## [WHAT THIS TASK INVOLVES]
Each line below needs to be duplicated without alteration.
===
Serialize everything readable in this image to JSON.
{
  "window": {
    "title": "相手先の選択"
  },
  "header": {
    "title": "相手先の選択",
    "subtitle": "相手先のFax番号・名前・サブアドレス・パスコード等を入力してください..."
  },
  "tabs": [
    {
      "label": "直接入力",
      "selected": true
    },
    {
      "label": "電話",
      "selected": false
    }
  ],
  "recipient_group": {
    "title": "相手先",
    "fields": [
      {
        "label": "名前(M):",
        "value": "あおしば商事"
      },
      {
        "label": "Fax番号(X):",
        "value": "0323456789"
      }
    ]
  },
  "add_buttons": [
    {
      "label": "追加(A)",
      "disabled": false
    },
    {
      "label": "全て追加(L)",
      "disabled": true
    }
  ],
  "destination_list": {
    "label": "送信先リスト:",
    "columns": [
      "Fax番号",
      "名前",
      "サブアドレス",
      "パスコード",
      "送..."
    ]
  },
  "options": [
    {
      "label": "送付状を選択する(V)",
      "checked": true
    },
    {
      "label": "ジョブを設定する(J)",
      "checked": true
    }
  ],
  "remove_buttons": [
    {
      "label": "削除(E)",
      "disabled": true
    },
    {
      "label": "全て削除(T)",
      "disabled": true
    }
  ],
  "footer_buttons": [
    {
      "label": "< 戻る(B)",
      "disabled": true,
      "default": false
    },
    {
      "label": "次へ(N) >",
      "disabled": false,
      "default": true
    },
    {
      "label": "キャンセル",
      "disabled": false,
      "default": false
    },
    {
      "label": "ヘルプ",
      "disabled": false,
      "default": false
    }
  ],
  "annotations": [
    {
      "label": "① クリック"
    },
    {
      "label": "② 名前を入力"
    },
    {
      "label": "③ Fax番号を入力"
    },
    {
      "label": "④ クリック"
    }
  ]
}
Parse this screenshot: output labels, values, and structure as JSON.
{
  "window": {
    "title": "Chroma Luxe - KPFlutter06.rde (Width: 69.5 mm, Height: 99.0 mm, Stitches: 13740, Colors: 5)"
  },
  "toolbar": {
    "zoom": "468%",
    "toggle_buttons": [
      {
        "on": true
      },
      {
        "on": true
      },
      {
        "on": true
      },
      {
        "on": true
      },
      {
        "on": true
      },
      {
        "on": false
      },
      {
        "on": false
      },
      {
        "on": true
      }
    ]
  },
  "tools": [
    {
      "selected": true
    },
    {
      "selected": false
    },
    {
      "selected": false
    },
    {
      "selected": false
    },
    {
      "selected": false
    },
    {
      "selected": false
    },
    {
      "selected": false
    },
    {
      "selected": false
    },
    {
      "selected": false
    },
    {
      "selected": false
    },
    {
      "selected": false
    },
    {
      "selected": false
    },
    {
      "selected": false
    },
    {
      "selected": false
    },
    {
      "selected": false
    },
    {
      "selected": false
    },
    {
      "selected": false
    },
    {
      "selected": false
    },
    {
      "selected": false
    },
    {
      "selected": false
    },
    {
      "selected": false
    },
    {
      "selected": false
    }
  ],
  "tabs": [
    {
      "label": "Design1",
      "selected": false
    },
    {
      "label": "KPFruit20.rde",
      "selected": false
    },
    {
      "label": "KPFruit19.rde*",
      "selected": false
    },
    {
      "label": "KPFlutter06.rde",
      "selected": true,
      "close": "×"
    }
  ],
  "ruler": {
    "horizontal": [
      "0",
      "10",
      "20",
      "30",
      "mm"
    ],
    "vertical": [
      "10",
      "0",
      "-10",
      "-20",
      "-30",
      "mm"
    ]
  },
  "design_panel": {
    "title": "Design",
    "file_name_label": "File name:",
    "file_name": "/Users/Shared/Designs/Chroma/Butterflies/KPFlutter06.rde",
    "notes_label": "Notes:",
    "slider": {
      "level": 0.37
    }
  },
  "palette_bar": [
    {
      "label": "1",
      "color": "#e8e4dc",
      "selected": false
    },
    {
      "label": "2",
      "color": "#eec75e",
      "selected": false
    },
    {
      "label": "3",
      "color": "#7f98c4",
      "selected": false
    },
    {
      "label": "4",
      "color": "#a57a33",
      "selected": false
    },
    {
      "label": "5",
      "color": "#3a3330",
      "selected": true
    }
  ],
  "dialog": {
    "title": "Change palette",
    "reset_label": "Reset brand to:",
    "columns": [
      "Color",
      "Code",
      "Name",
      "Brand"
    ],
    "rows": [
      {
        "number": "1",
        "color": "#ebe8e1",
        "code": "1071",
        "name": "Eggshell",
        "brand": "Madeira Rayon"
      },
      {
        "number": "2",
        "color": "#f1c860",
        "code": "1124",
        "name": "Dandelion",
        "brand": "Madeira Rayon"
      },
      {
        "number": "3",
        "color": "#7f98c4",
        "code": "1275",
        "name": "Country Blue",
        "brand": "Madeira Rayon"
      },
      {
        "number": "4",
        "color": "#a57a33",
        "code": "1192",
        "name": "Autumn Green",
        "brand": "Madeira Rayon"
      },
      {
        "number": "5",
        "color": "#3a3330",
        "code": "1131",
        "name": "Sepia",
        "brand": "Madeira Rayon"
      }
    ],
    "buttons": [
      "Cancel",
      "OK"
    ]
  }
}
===
## [ANSWER TO THE PROBLEM]
Serialize everything readable in this image to JSON.
{
  "window": {
    "title": "相手先の選択"
  },
  "header": {
    "title": "相手先の選択",
    "subtitle": "相手先のFax番号・名前・サブアドレス・パスコード等を入力してください..."
  },
  "tabs": [
    {
      "label": "直接入力",
      "selected": true
    },
    {
      "label": "電話",
      "selected": false
    }
  ],
  "recipient_group": {
    "title": "相手先",
    "fields": [
      {
        "label": "名前(M):",
        "value": "あおしば商事"
      },
      {
        "label": "Fax番号(X):",
        "value": "0323456789"
      }
    ]
  },
  "add_buttons": [
    {
      "label": "追加(A)",
      "disabled": false
    },
    {
      "label": "全て追加(L)",
      "disabled": true
    }
  ],
  "destination_list": {
    "label": "送信先リスト:",
    "columns": [
      "Fax番号",
      "名前",
      "サブアドレス",
      "パスコード",
      "送..."
    ]
  },
  "options": [
    {
      "label": "送付状を選択する(V)",
      "checked": true
    },
    {
      "label": "ジョブを設定する(J)",
      "checked": true
    }
  ],
  "remove_buttons": [
    {
      "label": "削除(E)",
      "disabled": true
    },
    {
      "label": "全て削除(T)",
      "disabled": true
    }
  ],
  "footer_buttons": [
    {
      "label": "< 戻る(B)",
      "disabled": true,
      "default": false
    },
    {
      "label": "次へ(N) >",
      "disabled": false,
      "default": true
    },
    {
      "label": "キャンセル",
      "disabled": false,
      "default": false
    },
    {
      "label": "ヘルプ",
      "disabled": false,
      "default": false
    }
  ],
  "annotations": [
    {
      "label": "① クリック"
    },
    {
      "label": "② 名前を入力"
    },
    {
      "label": "③ Fax番号を入力"
    },
    {
      "label": "④ クリック"
    }
  ]
}
Parse this screenshot: output labels, values, and structure as JSON.
{
  "window": {
    "title": "Chroma Luxe - KPFlutter06.rde (Width: 69.5 mm, Height: 99.0 mm, Stitches: 13740, Colors: 5)"
  },
  "toolbar": {
    "zoom": "468%",
    "toggle_buttons": [
      {
        "on": true
      },
      {
        "on": true
      },
      {
        "on": true
      },
      {
        "on": true
      },
      {
        "on": true
      },
      {
        "on": false
      },
      {
        "on": false
      },
      {
        "on": true
      }
    ]
  },
  "tools": [
    {
      "selected": true
    },
    {
      "selected": false
    },
    {
      "selected": false
    },
    {
      "selected": false
    },
    {
      "selected": false
    },
    {
      "selected": false
    },
    {
      "selected": false
    },
    {
      "selected": false
    },
    {
      "selected": false
    },
    {
      "selected": false
    },
    {
      "selected": false
    },
    {
      "selected": false
    },
    {
      "selected": false
    },
    {
      "selected": false
    },
    {
      "selected": false
    },
    {
      "selected": false
    },
    {
      "selected": false
    },
    {
      "selected": false
    },
    {
      "selected": false
    },
    {
      "selected": false
    },
    {
      "selected": false
    },
    {
      "selected": false
    }
  ],
  "tabs": [
    {
      "label": "Design1",
      "selected": false
    },
    {
      "label": "KPFruit20.rde",
      "selected": false
    },
    {
      "label": "KPFruit19.rde*",
      "selected": false
    },
    {
      "label": "KPFlutter06.rde",
      "selected": true,
      "close": "×"
    }
  ],
  "ruler": {
    "horizontal": [
      "0",
      "10",
      "20",
      "30",
      "mm"
    ],
    "vertical": [
      "10",
      "0",
      "-10",
      "-20",
      "-30",
      "mm"
    ]
  },
  "design_panel": {
    "title": "Design",
    "file_name_label": "File name:",
    "file_name": "/Users/Shared/Designs/Chroma/Butterflies/KPFlutter06.rde",
    "notes_label": "Notes:",
    "slider": {
      "level": 0.37
    }
  },
  "palette_bar": [
    {
      "label": "1",
      "color": "#e8e4dc",
      "selected": false
    },
    {
      "label": "2",
      "color": "#eec75e",
      "selected": false
    },
    {
      "label": "3",
      "color": "#7f98c4",
      "selected": false
    },
    {
      "label": "4",
      "color": "#a57a33",
      "selected": false
    },
    {
      "label": "5",
      "color": "#3a3330",
      "selected": true
    }
  ],
  "dialog": {
    "title": "Change palette",
    "reset_label": "Reset brand to:",
    "columns": [
      "Color",
      "Code",
      "Name",
      "Brand"
    ],
    "rows": [
      {
        "number": "1",
        "color": "#ebe8e1",
        "code": "1071",
        "name": "Eggshell",
        "brand": "Madeira Rayon"
      },
      {
        "number": "2",
        "color": "#f1c860",
        "code": "1124",
        "name": "Dandelion",
        "brand": "Madeira Rayon"
      },
      {
        "number": "3",
        "color": "#7f98c4",
        "code": "1275",
        "name": "Country Blue",
        "brand": "Madeira Rayon"
      },
      {
        "number": "4",
        "color": "#a57a33",
        "code": "1192",
        "name": "Autumn Green",
        "brand": "Madeira Rayon"
      },
      {
        "number": "5",
        "color": "#3a3330",
        "code": "1131",
        "name": "Sepia",
        "brand": "Madeira Rayon"
      }
    ],
    "buttons": [
      "Cancel",
      "OK"
    ]
  }
}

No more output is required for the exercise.